- [What is needed]:
What lines of the material below include the string "from"? Copy all of them.

- [Dataset records]:
------

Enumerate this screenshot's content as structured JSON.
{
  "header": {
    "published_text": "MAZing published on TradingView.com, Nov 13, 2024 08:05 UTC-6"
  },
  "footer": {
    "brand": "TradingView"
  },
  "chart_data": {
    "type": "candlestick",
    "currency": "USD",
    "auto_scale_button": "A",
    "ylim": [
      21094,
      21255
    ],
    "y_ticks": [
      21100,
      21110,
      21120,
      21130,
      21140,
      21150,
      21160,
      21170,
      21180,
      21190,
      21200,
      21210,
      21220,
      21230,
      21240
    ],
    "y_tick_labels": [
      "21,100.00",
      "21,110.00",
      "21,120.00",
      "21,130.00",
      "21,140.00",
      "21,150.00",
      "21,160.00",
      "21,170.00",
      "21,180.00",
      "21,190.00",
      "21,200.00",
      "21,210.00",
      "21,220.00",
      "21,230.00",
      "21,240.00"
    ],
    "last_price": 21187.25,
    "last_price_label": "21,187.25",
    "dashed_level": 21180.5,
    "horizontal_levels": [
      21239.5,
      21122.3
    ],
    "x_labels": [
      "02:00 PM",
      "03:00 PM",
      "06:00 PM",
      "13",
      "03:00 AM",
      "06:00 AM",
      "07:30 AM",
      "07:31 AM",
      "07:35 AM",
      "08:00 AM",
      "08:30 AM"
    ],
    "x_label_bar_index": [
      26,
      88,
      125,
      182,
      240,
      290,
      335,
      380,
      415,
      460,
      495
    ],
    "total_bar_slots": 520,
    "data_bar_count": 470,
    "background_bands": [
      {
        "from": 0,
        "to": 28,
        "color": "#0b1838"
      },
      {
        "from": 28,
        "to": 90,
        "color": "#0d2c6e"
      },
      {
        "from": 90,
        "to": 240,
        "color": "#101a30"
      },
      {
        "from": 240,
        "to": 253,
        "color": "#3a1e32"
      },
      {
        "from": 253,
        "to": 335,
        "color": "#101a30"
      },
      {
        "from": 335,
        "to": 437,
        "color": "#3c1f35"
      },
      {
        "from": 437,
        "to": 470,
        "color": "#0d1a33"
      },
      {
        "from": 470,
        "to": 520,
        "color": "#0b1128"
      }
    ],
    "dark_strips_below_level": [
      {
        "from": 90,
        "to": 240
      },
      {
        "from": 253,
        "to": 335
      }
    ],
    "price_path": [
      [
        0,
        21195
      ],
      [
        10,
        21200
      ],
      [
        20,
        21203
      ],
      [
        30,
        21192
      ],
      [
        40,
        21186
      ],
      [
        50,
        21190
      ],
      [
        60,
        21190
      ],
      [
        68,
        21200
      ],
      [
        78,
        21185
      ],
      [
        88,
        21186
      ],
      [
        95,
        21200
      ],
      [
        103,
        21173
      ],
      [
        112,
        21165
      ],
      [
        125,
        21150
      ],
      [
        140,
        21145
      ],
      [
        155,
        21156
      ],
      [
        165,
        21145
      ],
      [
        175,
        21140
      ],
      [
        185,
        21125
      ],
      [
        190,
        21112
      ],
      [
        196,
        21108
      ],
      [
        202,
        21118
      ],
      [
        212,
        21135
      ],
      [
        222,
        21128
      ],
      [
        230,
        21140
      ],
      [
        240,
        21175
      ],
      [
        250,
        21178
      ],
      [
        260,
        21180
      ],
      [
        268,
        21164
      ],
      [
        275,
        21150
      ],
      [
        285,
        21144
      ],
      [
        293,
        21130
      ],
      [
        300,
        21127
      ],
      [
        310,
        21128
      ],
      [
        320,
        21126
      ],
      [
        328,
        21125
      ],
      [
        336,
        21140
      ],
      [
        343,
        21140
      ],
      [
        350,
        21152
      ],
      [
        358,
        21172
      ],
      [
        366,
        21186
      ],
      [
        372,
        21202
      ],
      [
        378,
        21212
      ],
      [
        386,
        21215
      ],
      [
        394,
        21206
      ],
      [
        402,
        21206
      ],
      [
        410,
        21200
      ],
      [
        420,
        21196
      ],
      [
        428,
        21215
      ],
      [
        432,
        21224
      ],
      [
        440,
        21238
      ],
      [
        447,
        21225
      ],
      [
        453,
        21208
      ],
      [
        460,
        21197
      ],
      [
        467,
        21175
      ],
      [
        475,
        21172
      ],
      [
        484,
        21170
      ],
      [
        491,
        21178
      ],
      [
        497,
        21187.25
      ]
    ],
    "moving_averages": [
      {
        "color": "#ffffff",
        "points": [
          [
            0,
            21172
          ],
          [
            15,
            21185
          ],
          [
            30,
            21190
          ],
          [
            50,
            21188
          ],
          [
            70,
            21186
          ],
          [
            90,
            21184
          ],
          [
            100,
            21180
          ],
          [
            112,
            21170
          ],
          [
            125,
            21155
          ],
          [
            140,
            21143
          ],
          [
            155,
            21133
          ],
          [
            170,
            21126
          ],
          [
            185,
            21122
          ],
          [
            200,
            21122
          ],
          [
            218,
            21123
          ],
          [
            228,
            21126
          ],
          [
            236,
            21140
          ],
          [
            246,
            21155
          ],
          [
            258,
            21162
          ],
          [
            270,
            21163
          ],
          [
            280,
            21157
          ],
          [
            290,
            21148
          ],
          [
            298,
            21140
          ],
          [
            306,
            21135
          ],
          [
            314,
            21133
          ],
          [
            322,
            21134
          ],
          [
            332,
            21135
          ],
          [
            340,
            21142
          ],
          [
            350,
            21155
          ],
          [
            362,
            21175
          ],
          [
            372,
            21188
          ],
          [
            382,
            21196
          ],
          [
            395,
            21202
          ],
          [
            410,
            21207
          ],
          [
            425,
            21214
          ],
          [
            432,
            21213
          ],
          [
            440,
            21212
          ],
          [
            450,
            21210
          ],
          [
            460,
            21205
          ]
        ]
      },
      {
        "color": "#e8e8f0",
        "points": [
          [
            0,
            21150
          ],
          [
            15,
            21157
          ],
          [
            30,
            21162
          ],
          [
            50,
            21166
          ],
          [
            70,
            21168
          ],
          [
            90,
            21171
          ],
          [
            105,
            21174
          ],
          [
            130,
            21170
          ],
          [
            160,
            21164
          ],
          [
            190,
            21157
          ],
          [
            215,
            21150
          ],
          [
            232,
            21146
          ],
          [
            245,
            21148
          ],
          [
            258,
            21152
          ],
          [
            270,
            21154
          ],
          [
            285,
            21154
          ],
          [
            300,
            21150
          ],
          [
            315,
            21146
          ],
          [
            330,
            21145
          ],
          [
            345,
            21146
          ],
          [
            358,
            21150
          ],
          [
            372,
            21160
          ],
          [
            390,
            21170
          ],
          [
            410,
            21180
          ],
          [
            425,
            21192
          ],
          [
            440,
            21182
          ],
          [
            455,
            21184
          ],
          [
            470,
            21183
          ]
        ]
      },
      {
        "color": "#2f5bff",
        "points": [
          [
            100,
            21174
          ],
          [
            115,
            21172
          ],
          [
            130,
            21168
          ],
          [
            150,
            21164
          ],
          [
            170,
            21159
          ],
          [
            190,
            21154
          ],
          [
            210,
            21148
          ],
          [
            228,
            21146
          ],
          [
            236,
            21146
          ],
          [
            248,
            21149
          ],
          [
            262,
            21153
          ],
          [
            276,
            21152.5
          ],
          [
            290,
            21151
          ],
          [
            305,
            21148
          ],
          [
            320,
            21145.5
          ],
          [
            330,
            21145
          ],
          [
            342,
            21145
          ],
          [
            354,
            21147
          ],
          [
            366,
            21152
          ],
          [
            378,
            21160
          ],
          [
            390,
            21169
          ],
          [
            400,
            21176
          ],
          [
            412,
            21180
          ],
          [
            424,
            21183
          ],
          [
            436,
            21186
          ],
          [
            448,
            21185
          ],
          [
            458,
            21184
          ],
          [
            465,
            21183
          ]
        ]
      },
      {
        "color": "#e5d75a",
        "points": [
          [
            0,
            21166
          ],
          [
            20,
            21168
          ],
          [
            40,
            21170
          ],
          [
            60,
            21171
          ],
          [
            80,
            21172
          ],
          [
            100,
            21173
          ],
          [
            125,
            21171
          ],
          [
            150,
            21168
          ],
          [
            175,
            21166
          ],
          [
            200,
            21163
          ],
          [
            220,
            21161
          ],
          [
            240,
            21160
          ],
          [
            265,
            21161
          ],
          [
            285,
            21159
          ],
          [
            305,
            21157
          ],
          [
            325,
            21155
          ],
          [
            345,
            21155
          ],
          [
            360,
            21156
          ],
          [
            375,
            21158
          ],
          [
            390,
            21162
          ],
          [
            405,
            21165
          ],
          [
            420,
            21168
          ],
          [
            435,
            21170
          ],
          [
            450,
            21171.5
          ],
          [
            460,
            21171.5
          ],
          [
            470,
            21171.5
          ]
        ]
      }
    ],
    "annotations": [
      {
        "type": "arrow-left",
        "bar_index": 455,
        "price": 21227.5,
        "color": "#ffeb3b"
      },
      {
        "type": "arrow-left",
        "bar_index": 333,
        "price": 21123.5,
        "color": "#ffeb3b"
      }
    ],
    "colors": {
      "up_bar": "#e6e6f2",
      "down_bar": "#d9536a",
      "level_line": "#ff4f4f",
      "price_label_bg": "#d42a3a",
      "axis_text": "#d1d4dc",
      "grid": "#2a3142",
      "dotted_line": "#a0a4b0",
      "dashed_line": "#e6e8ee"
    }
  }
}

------

- [Finished exercise]:
        "from": 0,
        "from": 28,
        "from": 90,
        "from": 240,
        "from": 253,
        "from": 335,
        "from": 437,
        "from": 470,
        "from": 90,
        "from": 253,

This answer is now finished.